Ramblings of a DBA

Tara Kizer
posts - 166, comments - 837, trackbacks - 75

My Links

Advertisement

News

Subscribe
Search this Blog

Archives

Post Categories

Work

Disable all jobs on a SQL Server

Have you ever needed to quickly disable all jobs on a SQL Server?  If you have a lot of jobs to disable, then this stored procedure will help you out.  We move our systems to our disaster recovery site twice per year for disaster recovery testing.  As part of this process, we need to disable all jobs on our SQL Servers.  It doesn't take a whole lot of time to do this inside Enterprise Manager, but when your goal is to complete your work quickly so that the customer impact is minimal, you want to save all of the seconds that you can.

CREATE PROC isp_Disable Jobs

AS

SET NOCOUNT ON

CREATE TABLE #Job_Names

 Job_Name SYSNAME NOT NULL
)

INSERT INTO #Job_Names
SELECT name
FROM msdb.dbo.sysjobs
ORDER BY name

DECLARE @job_name SYSNAME
DECLARE @job_id UNIQUEIDENTIFIER

DECLARE disable_jobs CURSOR FOR 
SELECT Job_Name
FROM #Job_Names

SET @job_id = NULL

OPEN disable_jobs
FETCH NEXT FROM disable_jobs INTO @job_name

WHILE @@FETCH_STATUS = 0
BEGIN


 EXEC msdb.dbo.sp_verify_job_identifiers '@job_name', '@job_id', @job_name OUTPUT, @job_id OUTPUT

 EXEC msdb.dbo.sp_update_job @job_id, @enabled = 0
 
 SET @job_id = NULL

 FETCH NEXT FROM disable_jobs INTO @job_name

END

CLOSE disable_jobs
DEALLOCATE disable_jobs

DROP TABLE #Job_Names

RETURN

 

If you want to quickly enable all jobs, just change @enabled = 0 to @enabled = 1.  Change the stored proc name as well so that it makes sense.

Print | posted on Friday, October 17, 2003 1:41 PM | Filed Under [ SQL Server - Database Administration ]

Feedback

Gravatar

# re: Disable all jobs on a SQL Server

Hi I'm a 8th
4/13/2004 4:17 PM | Jennifer Oliver
Gravatar

# re: Disable all jobs on a SQL Server

Thank you for posting this!
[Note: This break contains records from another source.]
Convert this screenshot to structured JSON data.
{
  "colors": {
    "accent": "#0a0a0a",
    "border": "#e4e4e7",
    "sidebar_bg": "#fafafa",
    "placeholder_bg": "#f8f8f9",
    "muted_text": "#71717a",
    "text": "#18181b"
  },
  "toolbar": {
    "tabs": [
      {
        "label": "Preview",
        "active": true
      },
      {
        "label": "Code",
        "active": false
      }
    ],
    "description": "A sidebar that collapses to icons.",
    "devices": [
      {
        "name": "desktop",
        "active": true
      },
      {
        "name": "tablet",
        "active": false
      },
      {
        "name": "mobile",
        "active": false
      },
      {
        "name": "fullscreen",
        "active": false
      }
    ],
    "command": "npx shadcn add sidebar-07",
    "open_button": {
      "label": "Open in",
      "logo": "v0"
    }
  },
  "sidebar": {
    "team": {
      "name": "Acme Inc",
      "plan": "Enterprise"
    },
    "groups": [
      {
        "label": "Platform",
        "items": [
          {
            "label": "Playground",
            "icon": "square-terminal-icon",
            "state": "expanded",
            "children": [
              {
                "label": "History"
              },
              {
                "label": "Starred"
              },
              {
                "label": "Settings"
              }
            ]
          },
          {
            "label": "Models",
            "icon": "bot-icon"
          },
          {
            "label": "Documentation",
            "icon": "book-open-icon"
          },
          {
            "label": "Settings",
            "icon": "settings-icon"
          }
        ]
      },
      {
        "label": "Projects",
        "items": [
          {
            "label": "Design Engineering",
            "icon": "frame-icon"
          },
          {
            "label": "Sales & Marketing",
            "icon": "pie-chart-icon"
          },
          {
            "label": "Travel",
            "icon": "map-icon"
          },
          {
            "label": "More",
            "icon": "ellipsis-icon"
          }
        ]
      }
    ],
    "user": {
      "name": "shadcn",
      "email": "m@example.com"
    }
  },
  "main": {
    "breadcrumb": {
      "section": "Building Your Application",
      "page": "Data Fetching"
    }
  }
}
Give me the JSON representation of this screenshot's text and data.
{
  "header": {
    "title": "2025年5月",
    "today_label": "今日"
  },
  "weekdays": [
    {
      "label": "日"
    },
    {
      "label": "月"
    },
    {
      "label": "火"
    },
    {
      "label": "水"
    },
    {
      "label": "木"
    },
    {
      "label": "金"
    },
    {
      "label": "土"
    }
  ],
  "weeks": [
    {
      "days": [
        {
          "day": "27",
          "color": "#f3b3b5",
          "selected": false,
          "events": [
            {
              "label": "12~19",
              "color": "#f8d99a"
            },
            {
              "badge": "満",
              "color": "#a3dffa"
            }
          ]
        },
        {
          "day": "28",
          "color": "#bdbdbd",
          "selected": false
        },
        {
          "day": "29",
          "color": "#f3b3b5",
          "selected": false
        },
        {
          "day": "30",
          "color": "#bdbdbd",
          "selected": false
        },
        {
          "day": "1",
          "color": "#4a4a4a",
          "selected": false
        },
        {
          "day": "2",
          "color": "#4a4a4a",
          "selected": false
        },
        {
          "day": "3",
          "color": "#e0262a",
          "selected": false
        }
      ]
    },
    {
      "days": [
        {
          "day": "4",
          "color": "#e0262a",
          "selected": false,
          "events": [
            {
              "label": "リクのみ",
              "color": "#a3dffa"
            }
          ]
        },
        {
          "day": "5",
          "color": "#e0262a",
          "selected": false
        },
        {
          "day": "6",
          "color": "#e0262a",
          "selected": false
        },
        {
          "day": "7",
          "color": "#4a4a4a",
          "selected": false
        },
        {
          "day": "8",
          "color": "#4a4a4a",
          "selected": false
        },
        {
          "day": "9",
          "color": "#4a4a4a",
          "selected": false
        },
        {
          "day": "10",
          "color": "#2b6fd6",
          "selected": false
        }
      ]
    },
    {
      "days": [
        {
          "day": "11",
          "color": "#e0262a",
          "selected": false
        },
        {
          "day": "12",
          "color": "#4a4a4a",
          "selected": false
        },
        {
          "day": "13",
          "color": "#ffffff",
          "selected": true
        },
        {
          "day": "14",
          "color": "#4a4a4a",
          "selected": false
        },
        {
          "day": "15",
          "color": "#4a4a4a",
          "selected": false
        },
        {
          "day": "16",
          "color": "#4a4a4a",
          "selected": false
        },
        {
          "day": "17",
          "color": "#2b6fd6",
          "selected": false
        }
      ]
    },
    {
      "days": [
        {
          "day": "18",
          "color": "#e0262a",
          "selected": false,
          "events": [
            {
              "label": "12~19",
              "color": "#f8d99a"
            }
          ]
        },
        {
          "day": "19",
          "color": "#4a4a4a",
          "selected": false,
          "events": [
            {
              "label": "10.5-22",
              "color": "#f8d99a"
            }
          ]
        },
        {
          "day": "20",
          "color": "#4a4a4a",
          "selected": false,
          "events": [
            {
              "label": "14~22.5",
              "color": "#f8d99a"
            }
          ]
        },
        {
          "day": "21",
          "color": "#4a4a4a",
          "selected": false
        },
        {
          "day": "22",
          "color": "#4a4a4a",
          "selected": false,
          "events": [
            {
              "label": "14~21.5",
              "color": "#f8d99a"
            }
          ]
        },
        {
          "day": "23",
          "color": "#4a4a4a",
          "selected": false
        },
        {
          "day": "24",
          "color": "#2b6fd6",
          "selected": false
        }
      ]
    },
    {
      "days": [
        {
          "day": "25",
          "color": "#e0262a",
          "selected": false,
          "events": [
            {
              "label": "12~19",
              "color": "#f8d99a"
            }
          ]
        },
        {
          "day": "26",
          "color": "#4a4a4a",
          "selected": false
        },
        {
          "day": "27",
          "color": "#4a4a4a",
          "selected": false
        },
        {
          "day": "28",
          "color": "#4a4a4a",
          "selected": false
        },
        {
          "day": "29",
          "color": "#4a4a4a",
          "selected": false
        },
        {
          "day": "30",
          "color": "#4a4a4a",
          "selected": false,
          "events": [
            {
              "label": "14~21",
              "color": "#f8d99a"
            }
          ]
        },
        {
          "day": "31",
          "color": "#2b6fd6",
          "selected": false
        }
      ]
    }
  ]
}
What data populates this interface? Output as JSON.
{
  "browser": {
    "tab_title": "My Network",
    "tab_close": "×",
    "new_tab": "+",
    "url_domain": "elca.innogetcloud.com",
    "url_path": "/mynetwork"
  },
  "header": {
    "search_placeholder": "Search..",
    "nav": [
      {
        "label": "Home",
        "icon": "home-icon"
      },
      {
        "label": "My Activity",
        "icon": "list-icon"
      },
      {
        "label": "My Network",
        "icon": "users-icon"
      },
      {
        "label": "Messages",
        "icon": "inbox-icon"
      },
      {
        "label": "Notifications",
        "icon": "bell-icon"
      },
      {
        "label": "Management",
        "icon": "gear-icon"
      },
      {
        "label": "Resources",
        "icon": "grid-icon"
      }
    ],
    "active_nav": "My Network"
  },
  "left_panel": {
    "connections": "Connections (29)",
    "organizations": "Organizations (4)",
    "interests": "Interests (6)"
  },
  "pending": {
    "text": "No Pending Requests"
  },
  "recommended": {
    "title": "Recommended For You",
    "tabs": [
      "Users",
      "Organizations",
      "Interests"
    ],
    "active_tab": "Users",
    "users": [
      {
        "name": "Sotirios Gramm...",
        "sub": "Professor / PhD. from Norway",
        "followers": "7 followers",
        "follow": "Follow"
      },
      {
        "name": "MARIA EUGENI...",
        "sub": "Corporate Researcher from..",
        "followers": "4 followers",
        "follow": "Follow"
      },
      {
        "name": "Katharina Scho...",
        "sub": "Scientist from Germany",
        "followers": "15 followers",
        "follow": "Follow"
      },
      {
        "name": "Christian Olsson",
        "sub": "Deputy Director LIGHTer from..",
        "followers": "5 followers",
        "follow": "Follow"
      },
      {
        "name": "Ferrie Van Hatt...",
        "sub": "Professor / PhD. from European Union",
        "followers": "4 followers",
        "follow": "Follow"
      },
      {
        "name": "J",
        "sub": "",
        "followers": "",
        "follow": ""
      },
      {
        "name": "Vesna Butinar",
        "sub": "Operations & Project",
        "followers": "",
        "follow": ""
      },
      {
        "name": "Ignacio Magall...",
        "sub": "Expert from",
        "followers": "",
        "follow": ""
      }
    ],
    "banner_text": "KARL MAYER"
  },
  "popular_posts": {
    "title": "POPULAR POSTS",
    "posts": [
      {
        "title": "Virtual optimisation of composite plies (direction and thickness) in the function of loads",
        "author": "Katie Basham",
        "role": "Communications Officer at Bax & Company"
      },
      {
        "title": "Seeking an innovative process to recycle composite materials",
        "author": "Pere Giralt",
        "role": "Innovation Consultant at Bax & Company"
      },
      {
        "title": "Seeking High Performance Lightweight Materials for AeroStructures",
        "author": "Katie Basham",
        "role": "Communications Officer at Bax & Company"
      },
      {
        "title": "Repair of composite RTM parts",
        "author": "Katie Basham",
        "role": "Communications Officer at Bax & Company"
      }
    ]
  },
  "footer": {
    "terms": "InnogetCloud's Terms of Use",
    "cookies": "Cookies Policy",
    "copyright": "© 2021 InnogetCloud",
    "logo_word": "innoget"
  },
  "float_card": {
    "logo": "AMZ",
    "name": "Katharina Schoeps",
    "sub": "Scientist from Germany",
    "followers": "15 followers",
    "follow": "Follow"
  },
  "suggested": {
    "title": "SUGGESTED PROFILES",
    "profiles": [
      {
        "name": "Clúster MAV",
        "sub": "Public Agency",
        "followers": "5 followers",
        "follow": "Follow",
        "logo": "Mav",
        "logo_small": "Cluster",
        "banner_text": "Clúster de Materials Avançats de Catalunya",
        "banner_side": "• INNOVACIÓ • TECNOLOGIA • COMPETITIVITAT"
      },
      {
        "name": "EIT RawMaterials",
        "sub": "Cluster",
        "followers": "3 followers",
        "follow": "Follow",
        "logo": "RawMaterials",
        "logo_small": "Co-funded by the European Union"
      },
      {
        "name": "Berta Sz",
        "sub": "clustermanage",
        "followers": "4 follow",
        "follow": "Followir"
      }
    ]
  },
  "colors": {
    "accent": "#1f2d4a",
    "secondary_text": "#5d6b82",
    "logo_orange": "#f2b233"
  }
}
The code was much useful.
7/20/2004 9:57 AM | Steve
Gravatar

# re: Disable all jobs on a SQL Server

Try this it does not require a temp table, and should use less memory because of that.


CREATE PROC isp_Disable Jobs

AS
SET NOCOUNT ON


DECLARE @job_name SYSNAME
DECLARE @job_id UNIQUEIDENTIFIER

DECLARE disable_jobs CURSOR FOR
SELECT Cast(name as SYSNAME)
FROM msdb.dbo.sysjobs
ORDER BY name

SET @job_id = NULL

OPEN disable_jobs
FETCH NEXT FROM disable_jobs INTO @job_name

WHILE @@FETCH_STATUS = 0
BEGIN


EXEC msdb.dbo.sp_verify_job_identifiers '@job_name', '@job_id', @job_name OUTPUT, @job_id OUTPUT

EXEC msdb.dbo.sp_update_job @job_id, @enabled = 0

SET @job_id = NULL

FETCH NEXT FROM disable_jobs INTO @job_name

END

CLOSE disable_jobs
DEALLOCATE disable_jobs

RETURN


GO
10/28/2005 8:27 AM | Fred
Comments have been closed on this topic.

Powered by:
Powered By Subtext Powered By ASP.NET